=== Begin Enclosure ===

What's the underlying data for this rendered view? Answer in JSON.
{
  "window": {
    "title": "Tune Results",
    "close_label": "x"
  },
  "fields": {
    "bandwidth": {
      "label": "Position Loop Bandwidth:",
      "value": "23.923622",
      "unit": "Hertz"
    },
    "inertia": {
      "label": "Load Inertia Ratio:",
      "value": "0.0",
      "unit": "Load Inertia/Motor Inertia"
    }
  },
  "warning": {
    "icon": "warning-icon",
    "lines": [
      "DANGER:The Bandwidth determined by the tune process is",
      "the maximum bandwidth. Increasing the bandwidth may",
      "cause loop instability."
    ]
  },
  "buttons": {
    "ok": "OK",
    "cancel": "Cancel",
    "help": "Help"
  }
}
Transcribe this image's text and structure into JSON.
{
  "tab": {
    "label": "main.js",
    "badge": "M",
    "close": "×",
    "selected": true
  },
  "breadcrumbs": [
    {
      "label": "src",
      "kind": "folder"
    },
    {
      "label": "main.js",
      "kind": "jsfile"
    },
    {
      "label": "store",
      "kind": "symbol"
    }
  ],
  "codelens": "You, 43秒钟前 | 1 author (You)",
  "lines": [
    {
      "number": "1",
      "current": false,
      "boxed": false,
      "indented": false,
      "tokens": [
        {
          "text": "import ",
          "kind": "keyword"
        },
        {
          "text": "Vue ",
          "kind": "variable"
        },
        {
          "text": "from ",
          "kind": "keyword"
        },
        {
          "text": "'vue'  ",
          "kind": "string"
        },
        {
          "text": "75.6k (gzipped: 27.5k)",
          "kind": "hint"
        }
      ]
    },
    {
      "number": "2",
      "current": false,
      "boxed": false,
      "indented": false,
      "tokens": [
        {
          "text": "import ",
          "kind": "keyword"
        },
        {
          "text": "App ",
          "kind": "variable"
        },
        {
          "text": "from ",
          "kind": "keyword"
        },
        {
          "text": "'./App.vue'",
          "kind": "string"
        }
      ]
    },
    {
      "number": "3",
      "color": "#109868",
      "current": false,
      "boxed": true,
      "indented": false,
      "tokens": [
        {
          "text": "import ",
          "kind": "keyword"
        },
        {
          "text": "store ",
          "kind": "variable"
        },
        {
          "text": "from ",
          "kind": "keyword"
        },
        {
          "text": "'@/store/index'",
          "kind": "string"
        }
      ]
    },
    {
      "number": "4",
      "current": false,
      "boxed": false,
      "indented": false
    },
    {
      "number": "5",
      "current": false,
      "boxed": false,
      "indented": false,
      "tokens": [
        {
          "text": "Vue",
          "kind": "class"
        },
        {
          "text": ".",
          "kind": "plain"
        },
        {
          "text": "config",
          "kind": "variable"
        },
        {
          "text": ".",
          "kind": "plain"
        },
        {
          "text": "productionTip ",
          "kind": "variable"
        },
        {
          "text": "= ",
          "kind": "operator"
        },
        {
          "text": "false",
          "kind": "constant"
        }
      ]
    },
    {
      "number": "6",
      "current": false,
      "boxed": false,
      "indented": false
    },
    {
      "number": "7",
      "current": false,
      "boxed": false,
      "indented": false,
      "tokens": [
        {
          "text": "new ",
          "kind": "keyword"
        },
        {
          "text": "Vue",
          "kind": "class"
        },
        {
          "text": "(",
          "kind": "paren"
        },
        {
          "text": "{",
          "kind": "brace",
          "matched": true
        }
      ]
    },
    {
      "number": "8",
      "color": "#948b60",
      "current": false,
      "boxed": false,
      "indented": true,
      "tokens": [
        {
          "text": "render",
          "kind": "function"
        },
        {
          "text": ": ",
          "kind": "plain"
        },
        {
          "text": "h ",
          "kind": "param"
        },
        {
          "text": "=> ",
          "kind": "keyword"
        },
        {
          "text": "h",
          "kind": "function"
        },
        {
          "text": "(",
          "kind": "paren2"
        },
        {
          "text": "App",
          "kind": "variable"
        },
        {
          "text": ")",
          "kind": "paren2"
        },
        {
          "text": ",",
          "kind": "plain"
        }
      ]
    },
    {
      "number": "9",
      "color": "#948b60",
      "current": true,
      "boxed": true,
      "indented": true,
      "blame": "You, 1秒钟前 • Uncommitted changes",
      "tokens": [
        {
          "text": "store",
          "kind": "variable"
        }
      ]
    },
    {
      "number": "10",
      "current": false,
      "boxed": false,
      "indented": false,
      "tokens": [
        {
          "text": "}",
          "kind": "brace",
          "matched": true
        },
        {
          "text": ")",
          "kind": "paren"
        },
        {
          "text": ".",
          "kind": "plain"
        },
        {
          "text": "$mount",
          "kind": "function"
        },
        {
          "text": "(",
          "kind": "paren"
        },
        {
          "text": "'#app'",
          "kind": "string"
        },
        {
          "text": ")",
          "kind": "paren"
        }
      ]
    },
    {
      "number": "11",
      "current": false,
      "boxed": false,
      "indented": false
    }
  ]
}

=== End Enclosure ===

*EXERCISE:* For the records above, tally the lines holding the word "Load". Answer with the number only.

*PROBLEM SOLUTION:* 2